A new webpage gives developers links to articles where they can find instructions on how to resolve issues, contact support staff and keep track of longstanding problems.
The page also includes Google's best practices and security checklists, which the company said is aimed at improving security and tackling app-specific issues.
Since April 2016, when Google gave its last update on its app security measures, the Google Play App Security Improvement (ASI) program has led to more than 90,000 developers improved over 275,000 apps. Google had warned developers of 11 new security issues and provided them with the means of solving them.
Before an app is available on Google's Play store, Google scans it for safety and security threats. If it is deemed vulnerable, Google issues alerts via email and the Play Developer Console with links to details on how to improve it.
Google also rescans more than one million apps currently on the Play Store to ensure there are no further vulnerabilities.
In September, a report from Nokia warned that smartphones are a "critical" target for malware, accounting for 78 percent of all mobile network infections.
Android remains the most targeted operating system with 74 percent of all attacks directed its way.

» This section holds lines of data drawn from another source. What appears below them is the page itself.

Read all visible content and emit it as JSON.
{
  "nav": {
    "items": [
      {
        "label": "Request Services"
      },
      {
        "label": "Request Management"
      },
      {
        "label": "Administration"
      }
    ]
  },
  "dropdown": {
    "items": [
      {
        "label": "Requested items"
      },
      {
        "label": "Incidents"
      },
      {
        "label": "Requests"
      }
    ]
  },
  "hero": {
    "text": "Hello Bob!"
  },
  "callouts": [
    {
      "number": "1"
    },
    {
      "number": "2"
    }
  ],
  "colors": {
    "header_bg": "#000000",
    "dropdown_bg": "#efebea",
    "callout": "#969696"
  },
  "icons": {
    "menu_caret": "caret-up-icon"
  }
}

It said ransomware, spyphone applications and SMS Trojans were among the most popular threats.